He continued: “I want to be fair to the government by saying that nobody can envy them having to see a country through a pandemic, but their response has been bordering on abhorrent. They appear totally tone deaf, they give the distinct impression that they intentionally want to misunderstand poverty, and the causes of poverty.”
Due to COVID-19, lockdown and more recently Tier 3 restrictions in Merseyside, the hospitality sector has seen revenues plummeting and redundancies growing whilst attempting to rebuild after almost five months closed during lockdown. According to UKHospitality, 500,000 jobs have been lost in the industry because of the pandemic so far. The fact that this industry has reached out to help child poverty is an incredible gesture.
Samantha Mannings, Owner of The Willow Tree, Liscard, took over the café on the 4th of March this year, only to close two weeks later when lockdown began. The café, which was unable to take part in the Eat Out To Help Out Scheme in July due to not having an itemised till, supplied over 300 meals this half term. The café supplied free meals to local schools and community centres including The Hive in Birkenhead, a purpose-built facility for young people aged 8-19, and up to 25 for those with disabilities.
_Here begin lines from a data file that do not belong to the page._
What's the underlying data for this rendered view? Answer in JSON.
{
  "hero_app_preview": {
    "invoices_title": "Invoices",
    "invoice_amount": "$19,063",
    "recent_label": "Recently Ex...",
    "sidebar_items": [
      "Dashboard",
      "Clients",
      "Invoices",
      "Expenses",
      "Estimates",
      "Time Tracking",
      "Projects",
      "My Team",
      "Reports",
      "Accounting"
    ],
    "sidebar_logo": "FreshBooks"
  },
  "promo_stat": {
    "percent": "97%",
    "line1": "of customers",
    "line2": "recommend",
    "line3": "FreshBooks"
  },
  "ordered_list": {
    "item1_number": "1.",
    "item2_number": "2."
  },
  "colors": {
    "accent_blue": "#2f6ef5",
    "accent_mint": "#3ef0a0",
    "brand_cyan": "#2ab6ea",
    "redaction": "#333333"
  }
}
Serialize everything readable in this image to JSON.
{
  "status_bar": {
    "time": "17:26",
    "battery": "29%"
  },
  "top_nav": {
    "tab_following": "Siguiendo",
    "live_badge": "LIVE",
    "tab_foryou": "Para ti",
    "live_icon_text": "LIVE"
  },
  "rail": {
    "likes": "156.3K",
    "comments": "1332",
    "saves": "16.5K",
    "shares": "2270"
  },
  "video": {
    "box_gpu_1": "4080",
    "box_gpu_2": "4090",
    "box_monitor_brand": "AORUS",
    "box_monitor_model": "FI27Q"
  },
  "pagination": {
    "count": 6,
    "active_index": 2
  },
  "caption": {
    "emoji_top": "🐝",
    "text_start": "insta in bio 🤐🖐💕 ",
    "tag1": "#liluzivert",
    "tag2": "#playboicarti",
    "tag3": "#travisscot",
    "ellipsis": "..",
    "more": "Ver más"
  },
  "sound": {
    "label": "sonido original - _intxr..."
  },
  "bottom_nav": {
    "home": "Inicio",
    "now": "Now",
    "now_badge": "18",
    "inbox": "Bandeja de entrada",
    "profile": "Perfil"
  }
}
Mrs Mannings said: “I think the government’s decision is absolutely disgusting, how can they get a pay rise? We are making packed lunches for around £1.50 each, yet they aren’t able to help. How can people living that comfortably not help? The severity of the problem has hit me hard but I will work all day everyday if needed.”
Vintage tea room Remember When, based in New Brighton, supported hundreds of local children this half term by delivering free packed lunches to any families who were struggling. This added to the pressure that was already put on staff in their busy little tea room.
Owner, Lesley Ellis, said: “I think Marcus Rashford has done a fantastic job, but I don’t think it’s our job to feed children. Children should get fed without it having an impact on businesses. Businesses shouldn’t lose money and have staff working 12 hour days to do it — we will help and support, but we cannot be out of pocket otherwise staff will lose their jobs.”
With the second lockdown upon us, the hospitality industry will suffer further and more independents will be pushed to the limit, but one thing that has shone through during these tough times is the generosity of people — even when under pressure themselves. These acts of kindness from local businesses are something we should celebrate when all this is over.